The underground pipes were put in by the parish's public works department to replace a bridge in 2005, Digirolamo confirmed. Ballard's suit claims the parish did no engineering or hydraulic studies when it replaced the bridge with culverts below the road bed.
The residents basically say the culverts create a choke point where a bridge over the drainage ditch would allow water to flow more freely.
Digirolamo said he doesn't know if engineering was done but said he has been unable to find studies prepared at the time. The drainage may have been sufficient at the time, when there were fewer subdivisions in the area, he theorized.
Meanwhile, Gravity Drainage District #1 is responsible for keeping the ditch free of debris, confirmed David Provost, chairman of the local gravity drainage district board.
Ballard claims the district failed to do that. Out of concern for his house, he went out eight times in subsequent months to shovel debris from the pipes to prevent further flooding, he said.
Provost said the district cleans the ditches on a regular schedule and cannot be expected to monitor every ditch at all times. On a visit to the ditch this week, it was clear of debris.
"I'm sure there were probably limbs that had fallen in there and washed up against the culvert. But we can't go every day and pick limbs up out of the ditches," he said.

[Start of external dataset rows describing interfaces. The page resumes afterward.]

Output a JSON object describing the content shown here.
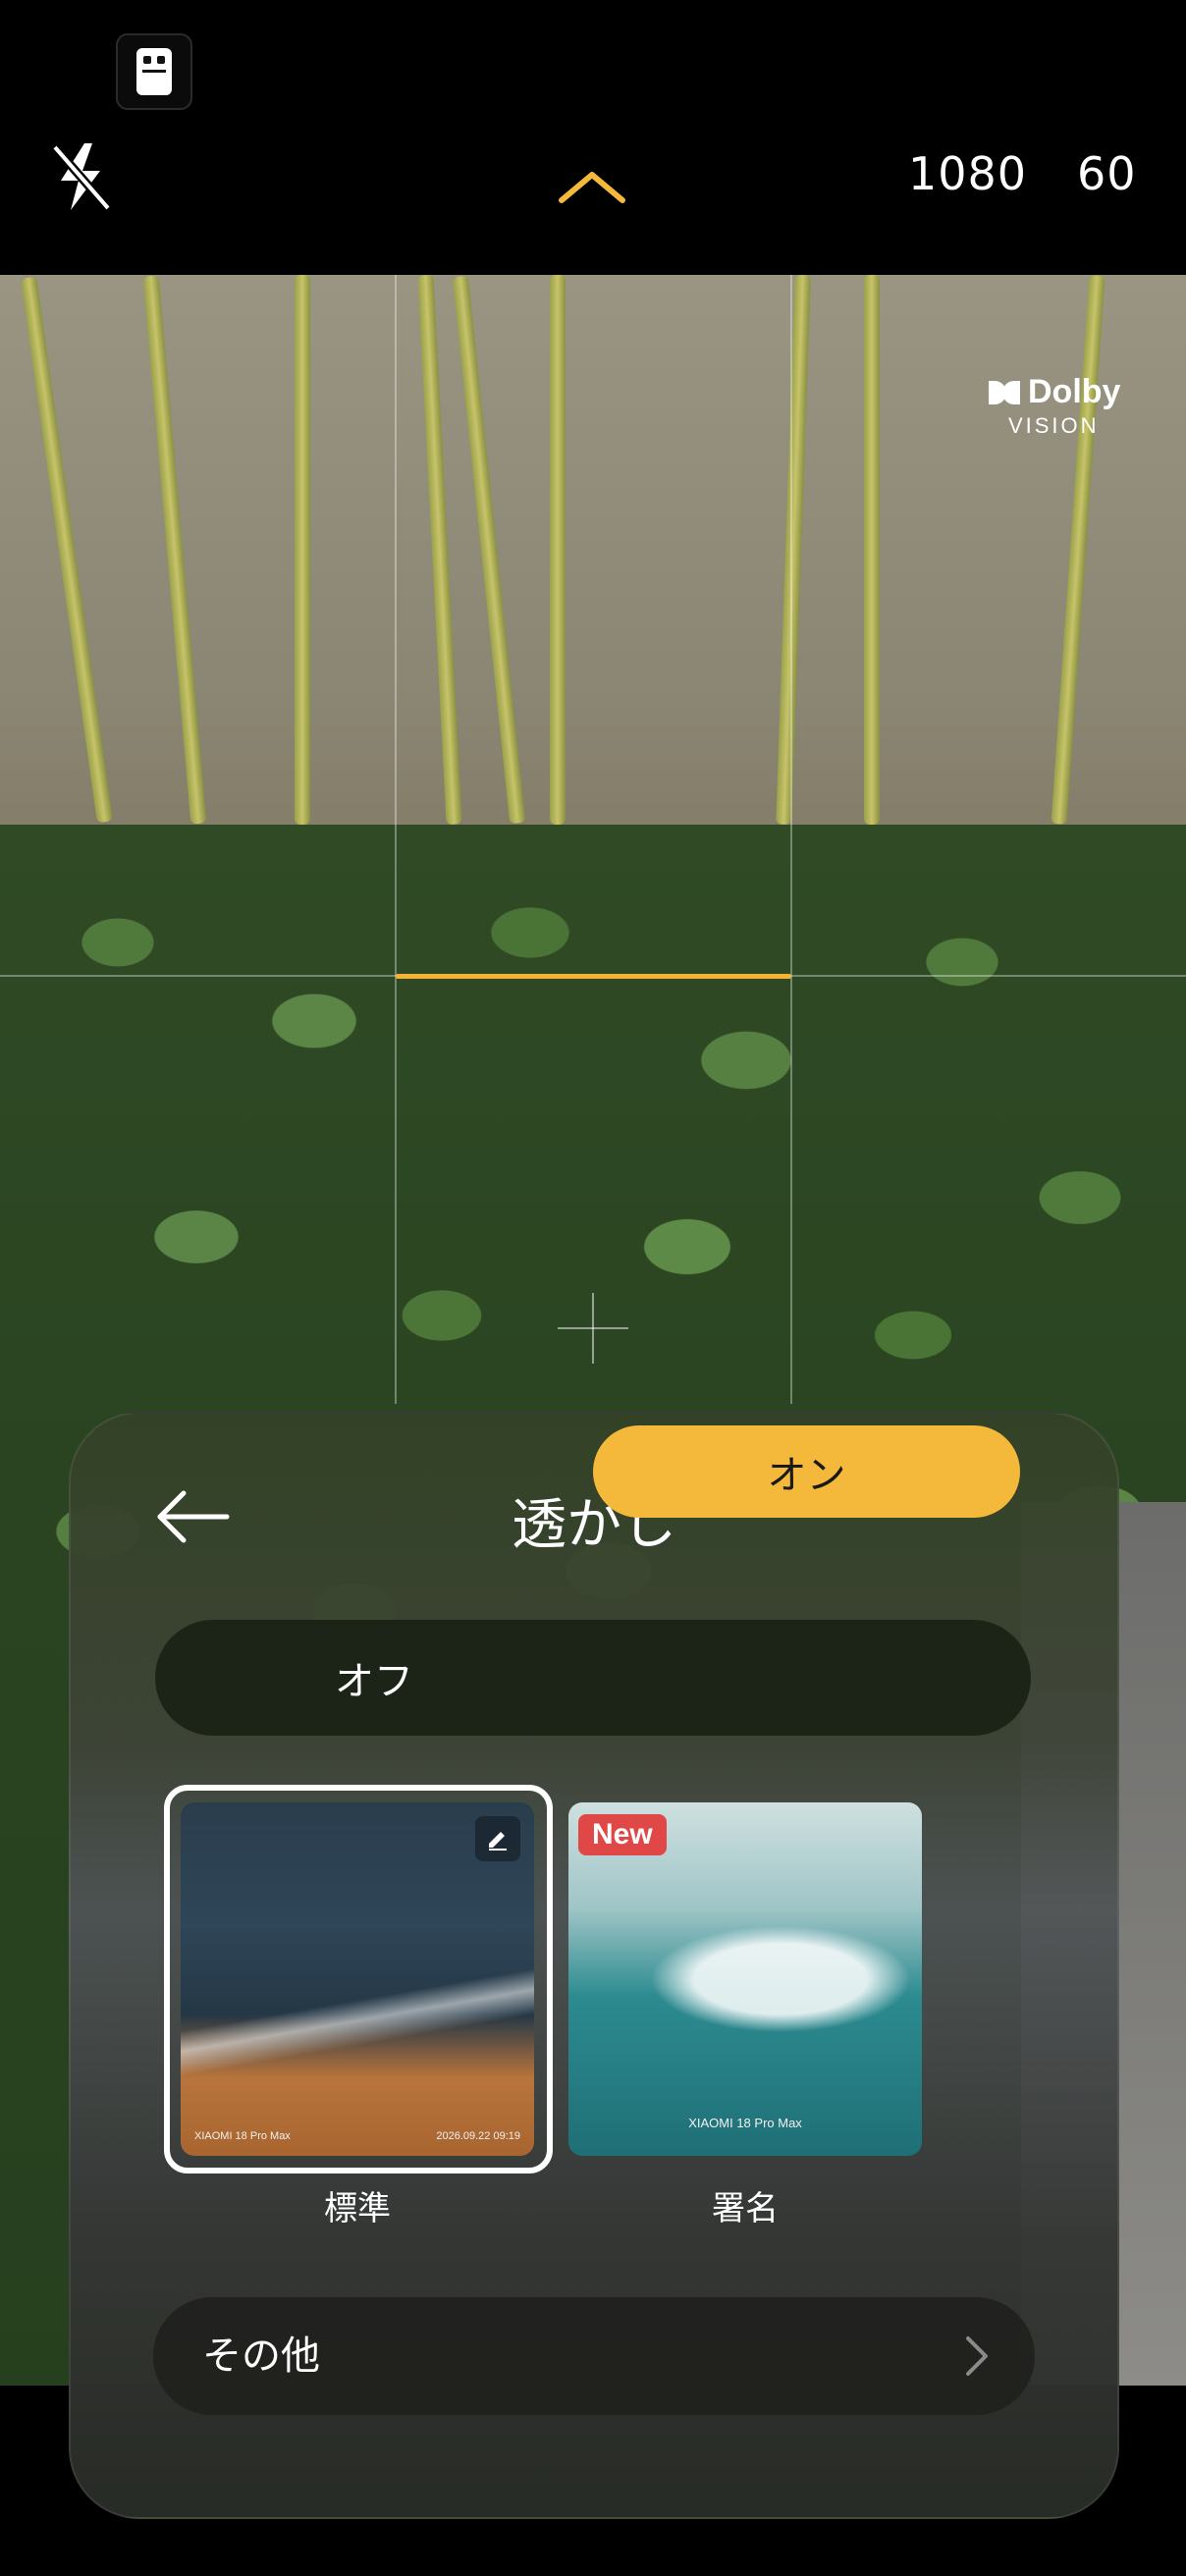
{
  "topbar": {
    "resolution": "1080",
    "fps": "60"
  },
  "viewfinder": {
    "dolby_brand": "Dolby",
    "dolby_sub": "VISION"
  },
  "watermark_panel": {
    "title": "透かし",
    "toggle": {
      "off_label": "オフ",
      "on_label": "オン",
      "selected": "on"
    },
    "styles": [
      {
        "label": "標準",
        "selected": true,
        "watermark_left": "XIAOMI 18 Pro Max",
        "watermark_right": "2026.09.22 09:19"
      },
      {
        "label": "署名",
        "selected": false,
        "badge": "New",
        "watermark_brand": "XIAOMI 18 Pro Max"
      }
    ],
    "more_label": "その他"
  },
  "colors": {
    "accent": "#f4b93b",
    "new_badge": "#e04848"
  },
  "icons": [
    "mode-switch-icon",
    "flash-off-icon",
    "chevron-up-icon",
    "back-arrow-icon",
    "edit-icon",
    "chevron-right-icon"
  ]
}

But the public works director and drainage board chairman disagree about who is responsible for debris and silt sitting in the culvert itself. Provost said that is the job of the parish, since it lies underneath a parish road. But Digirolamo said it is the responsibility of the drainage district, because it is part of their ditch.
Ballard, a retired real estate investor, said he will "go for the blood," in his suit against the parish's "old boys club."
He wants repayment for the $41,000 he spent repairing his house, as well as funds to repair the foundation of his driveway, which he says was washed out by the flood waters.
The flood, he said, also put him in such a state of shock that he gave away valuable items, including an above-ground pool, boat and motor home, and he wants compensation for that mental anguish.
"All my life I've fought for what I've got," he said. "And negligent people come along and just take it, just take it, and say, 'Oops.'"